Voluntary Local Program (VLP) - No federal equivalent - Encourages farmers and ranchers engaged in agricultural activities to establish locally designed programs to voluntarily enhance and maintain habitat for endangered and threatened species. Any taking of listed species incidental to routine and ongoing agricultural activities that occur while following specified management practices is not prohibited. Fish & G. Code § 2086-2089; Cal. Code Regs., tit. 14, §§ 786.0-786.8
Accidental Take - No federal equivalent - Accidental (unintended or unforeseen) take of candidate, threatened, or endangered species is not prohibited if it is the result of an act that occurs on a farm or ranch in the course of an otherwise lawful routine and ongoing agricultural activity. Fish & G. Code § 2087
Project Related Take (i.e., take incidental to an otherwise lawful activity)

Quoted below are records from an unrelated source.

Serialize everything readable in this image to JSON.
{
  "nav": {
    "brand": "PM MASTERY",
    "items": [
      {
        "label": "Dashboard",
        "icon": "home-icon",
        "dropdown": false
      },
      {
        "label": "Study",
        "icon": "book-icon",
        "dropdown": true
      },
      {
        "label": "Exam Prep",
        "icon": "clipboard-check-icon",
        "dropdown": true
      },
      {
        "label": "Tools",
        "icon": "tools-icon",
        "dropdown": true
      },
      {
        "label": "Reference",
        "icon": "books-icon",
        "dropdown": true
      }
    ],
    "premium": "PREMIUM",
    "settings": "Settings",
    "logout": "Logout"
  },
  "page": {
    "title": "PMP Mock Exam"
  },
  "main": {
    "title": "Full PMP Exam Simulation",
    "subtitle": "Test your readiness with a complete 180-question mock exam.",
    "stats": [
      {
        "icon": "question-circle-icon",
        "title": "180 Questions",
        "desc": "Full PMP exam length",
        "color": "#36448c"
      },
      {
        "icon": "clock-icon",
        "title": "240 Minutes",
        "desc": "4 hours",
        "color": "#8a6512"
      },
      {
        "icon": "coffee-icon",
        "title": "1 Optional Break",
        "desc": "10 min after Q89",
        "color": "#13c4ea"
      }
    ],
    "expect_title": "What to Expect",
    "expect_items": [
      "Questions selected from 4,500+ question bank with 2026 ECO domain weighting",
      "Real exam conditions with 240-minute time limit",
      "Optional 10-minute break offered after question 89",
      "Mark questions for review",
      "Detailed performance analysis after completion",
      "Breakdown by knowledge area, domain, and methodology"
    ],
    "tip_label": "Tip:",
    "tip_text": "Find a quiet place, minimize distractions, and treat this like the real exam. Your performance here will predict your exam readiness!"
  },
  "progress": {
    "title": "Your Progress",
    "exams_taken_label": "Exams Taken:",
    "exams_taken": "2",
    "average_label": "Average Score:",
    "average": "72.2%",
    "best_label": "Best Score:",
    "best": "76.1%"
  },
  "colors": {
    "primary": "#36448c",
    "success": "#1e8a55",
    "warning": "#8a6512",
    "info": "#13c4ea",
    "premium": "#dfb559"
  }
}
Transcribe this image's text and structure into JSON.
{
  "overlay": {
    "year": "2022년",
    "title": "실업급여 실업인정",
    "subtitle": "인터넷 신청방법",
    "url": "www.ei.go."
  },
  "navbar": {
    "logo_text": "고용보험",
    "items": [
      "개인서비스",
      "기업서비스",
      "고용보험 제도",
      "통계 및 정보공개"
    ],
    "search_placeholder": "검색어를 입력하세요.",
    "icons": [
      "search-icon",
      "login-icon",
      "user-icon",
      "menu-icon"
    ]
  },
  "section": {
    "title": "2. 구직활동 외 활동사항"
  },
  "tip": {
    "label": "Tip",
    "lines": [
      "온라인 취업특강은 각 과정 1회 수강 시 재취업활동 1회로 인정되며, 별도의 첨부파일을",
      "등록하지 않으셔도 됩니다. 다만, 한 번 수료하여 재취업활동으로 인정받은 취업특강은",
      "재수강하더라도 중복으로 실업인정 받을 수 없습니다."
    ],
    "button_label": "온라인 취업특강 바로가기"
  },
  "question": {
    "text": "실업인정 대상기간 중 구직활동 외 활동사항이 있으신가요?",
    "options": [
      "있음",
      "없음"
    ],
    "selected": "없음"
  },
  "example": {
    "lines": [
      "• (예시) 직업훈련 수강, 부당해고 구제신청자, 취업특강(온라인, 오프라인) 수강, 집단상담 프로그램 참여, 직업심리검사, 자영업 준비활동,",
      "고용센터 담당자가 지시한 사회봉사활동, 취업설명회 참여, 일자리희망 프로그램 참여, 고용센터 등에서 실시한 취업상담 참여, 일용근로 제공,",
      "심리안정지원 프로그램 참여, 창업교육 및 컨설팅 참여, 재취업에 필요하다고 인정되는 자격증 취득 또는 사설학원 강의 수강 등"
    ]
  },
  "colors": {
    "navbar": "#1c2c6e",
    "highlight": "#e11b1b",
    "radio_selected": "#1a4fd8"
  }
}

Incidental Take Permit (ITP) - Allows an exception to the take prohibition in ESA. A habitat conservation plan (HCP) must accompany an application for an ITP. The HCP associated with the permit contains conditions and measures to ensure the effects of incidental take are minimized and mitigated.
  • The applicant must ensure that adequate funding for the plan will be provided
  • The applicant must to the maximum extent practicable, minimize and mitigate the impacts of take
  • Take must not appreciably reduce the likelihood of the survival and recovery of the species in the wild 16 U.S.C. §1539 (a)(1)(b) [Section 10 (a)(1)(b)]; 50 C.F.R. §17.22(b)(2)
- Allows an exception to the take prohibition in CESA if a permittee implements certain conditions of approval specified by the Department that meet the standards for issuance. The ITP contains measures roughly proportional to the impact of take that a permittee must implement in order to be exempt from the take prohibition.
  • The applicant must ensure adequate funding to implement measures
  • Take must be minimized and fully mitigated
  • Take must not jeopardize the continued existence of the species Fish & G. Code § 2081 (b); Cal. Code Regs., tit. 14, §§ 783.2-783.8
Consistency Determination (CD) - No federal equivalent - Allows applicants who obtain a federal ITP or incidental take statement (ITS) for a species also listed under CESA, to request a determination from the Director that the federal document is consistent with CESA. If the Director determines that the federal ITP or ITS is consistent with CESA, the Department will issue a CD. Fish & G. Code § 2080.1
Interagency Take Authorizations
Interagency Cooperation - Federal agencies must consult with the USFWS to insure that any action authorized, funded, or carried out by federal agencies is not likely to jeopardize the continued existence of a listed species, or destroy or adversely modify critical habitat. 16 U.S.C. §1536 (a) [Section 7 (a)]; 50 C.F.R. § 402 - State equivalent no longer in effect, as of January 1, 1999. Repealed by Stats. 1993, c. 33 (A.B. 426) § 1, operative January 1, 1999

Habitat Conservation Planning Branch
1010 Riverside Parkway, West Sacramento, CA 95605
Mailing: P.O. Box 944209, Sacramento, CA 94244-2090